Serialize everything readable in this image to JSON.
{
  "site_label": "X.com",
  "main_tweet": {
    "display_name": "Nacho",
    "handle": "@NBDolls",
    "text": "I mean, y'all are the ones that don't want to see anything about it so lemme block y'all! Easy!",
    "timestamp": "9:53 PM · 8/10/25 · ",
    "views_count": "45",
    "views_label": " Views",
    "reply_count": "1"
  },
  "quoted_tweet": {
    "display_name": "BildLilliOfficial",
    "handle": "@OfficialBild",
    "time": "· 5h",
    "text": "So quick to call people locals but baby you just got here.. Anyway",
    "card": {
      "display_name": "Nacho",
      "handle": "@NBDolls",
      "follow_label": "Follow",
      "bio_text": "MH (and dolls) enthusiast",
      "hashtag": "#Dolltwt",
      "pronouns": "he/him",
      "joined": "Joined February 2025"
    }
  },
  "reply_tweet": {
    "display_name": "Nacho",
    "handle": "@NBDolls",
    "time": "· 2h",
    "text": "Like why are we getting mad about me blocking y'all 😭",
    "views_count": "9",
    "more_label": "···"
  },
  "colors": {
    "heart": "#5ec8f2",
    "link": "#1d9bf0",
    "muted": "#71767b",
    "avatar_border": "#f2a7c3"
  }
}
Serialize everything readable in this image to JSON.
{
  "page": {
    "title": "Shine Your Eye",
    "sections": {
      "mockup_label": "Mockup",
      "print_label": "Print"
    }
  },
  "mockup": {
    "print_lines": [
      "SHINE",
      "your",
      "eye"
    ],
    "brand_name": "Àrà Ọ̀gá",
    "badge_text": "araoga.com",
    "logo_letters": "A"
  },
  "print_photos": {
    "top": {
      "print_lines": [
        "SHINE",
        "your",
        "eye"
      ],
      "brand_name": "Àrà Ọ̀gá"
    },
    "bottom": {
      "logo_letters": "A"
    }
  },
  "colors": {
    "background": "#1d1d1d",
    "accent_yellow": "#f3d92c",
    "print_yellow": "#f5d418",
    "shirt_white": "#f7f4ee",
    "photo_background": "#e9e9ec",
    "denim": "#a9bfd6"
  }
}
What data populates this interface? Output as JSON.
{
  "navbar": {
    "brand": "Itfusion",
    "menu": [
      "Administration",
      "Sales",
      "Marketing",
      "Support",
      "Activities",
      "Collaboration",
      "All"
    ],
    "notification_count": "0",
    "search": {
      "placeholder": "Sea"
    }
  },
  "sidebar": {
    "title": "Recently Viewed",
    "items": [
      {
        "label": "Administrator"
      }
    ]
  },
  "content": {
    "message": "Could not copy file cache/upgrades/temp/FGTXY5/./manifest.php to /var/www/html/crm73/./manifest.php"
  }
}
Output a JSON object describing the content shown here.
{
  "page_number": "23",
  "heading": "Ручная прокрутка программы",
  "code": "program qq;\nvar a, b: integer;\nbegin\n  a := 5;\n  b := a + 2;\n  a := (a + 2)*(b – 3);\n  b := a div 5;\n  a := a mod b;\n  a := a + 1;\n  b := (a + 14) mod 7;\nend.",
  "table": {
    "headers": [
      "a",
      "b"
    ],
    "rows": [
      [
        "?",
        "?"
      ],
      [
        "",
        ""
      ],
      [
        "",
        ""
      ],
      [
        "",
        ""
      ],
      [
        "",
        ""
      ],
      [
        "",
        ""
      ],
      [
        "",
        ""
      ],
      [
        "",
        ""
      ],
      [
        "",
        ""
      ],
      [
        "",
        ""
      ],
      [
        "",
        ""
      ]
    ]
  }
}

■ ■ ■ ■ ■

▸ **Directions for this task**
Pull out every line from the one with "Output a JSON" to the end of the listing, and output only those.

▸ **Reply**
Output a JSON object describing the content shown here.
{
  "page_number": "23",
  "heading": "Ручная прокрутка программы",
  "code": "program qq;\nvar a, b: integer;\nbegin\n  a := 5;\n  b := a + 2;\n  a := (a + 2)*(b – 3);\n  b := a div 5;\n  a := a mod b;\n  a := a + 1;\n  b := (a + 14) mod 7;\nend.",
  "table": {
    "headers": [
      "a",
      "b"
    ],
    "rows": [
      [
        "?",
        "?"
      ],
      [
        "",
        ""
      ],
      [
        "",
        ""
      ],
      [
        "",
        ""
      ],
      [
        "",
        ""
      ],
      [
        "",
        ""
      ],
      [
        "",
        ""
      ],
      [
        "",
        ""
      ],
      [
        "",
        ""
      ],
      [
        "",
        ""
      ],
      [
        "",
        ""
      ]
    ]
  }
}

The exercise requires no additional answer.